Have you spoken with anyone else who has swayed you in this direction?
The most convincing arguments have come from those having either first or second hand knowledge of the "after." Physical therapists, nurses, parents, doctors, kids who have had the they share about their experiences, functionality, what they have seen...we realize that most wish more people would choose this option, rather than being too scared off by the looks to even consider it. 

What does Bailey want?
Bailey, without hesitation, wants rotationplasty. Initially, she had enough to deal with just understanding cancer and all of the terminology and information that goes with that.
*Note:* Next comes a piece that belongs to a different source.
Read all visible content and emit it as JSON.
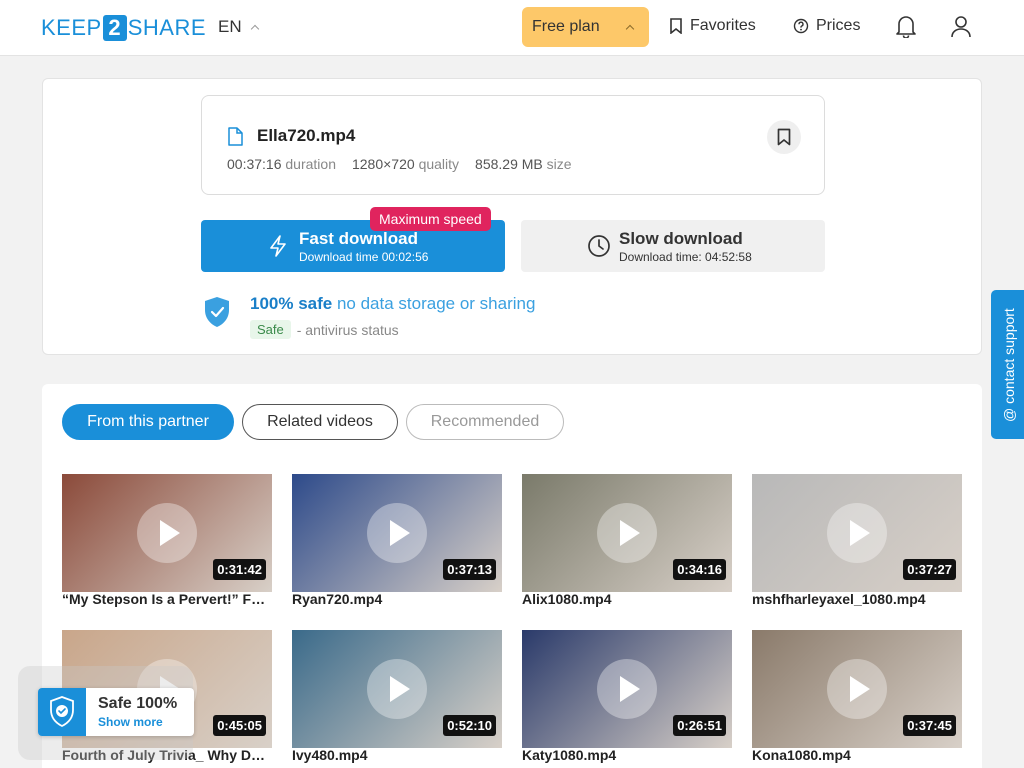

We held off on the surgery information for a while...all that she knew was that her sports were in jeopardy and it would be a very long recovery. Finally, I presented all three options to her (Patrick thought mother/daughter would be better and I tend to agree...she and I are very close and it was an excellent talk)...there was devastation in her eyes when I said that she would never play basketball again with limb-salvage...complete heart break. When I told her about rotationplasty she asked what the limitations were...could she play sports? I said she that she would have to work very hard and it would take some time, but she could play whatever sports she wanted to - and her eyes lit up...and she has not changed her mind since. One of her first thoughts was even, "It might be cool to look different mom." I know she is ten and that will change, the last thing a teenager wants is to be unique, but I think it speaks a lot to who she is. We have spent much time focusing on Bethany Hamilton and those types of stories - about people who had hard things happen, but that it opened doors and opportunities that they never would have had otherwise. She is still sad, angry, afraid...all of those healthy emotions...but she has been unwavering in the choice. We are blessed that all three of us were feeling the same way. I'm not sure what would have happened if there was no consensus. As much as I don't want to admit it, I also think that God has uniquely designed this child for this, and although I HATE the idea of what we have to do...I also believe that He is preparing her to be ready when the time comes. 
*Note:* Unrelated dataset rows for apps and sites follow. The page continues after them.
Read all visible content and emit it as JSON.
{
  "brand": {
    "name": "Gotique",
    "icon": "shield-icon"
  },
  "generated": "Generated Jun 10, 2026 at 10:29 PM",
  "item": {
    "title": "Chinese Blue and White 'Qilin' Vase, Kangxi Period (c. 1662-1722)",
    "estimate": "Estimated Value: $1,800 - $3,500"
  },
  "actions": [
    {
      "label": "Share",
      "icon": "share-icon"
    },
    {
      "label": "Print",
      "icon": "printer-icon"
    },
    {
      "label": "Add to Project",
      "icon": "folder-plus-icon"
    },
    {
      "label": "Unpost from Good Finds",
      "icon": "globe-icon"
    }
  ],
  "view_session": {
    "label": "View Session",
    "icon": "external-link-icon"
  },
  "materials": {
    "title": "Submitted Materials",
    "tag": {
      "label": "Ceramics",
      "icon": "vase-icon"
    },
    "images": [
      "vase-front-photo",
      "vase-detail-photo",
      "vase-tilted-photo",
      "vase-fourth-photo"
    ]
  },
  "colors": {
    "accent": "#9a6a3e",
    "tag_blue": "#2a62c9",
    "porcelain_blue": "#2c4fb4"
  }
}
Anything else? 
Cancer is awful - especially for children. They suffer tremendous pain, both emotionally and physically. They miss out on much of life as they spend time either in hospitals or at home feeling sick and tired. If you can get them through cancer, if they can beat it, then you want nothing more than for them to return to being a kid...not to a life of more restrictions, more pain, more surgeries, more watching others do...more hard. Even if the cancer is gone...the ramifications linger and it still wins.  This is a battle we are in and there are no guarantees. This surgery is part of what we must do to try to win the war. We are trusting in the doctors, the chemo, the surgery - all of the pieces in the hands of our great Physician...the one true beat this cancer so that she can live. We don't want to do this. We still have no peace about the fact that we have only three agonizing choices. But this is our path and at some point, as parents, we must step up and attempt to move through this...making the best possible decision for this specific child. Choosing this particular surgery, the point of this, is so that once the cancer is beaten, she can truly LIVE...and not spend the rest of her life watching from the sidelines.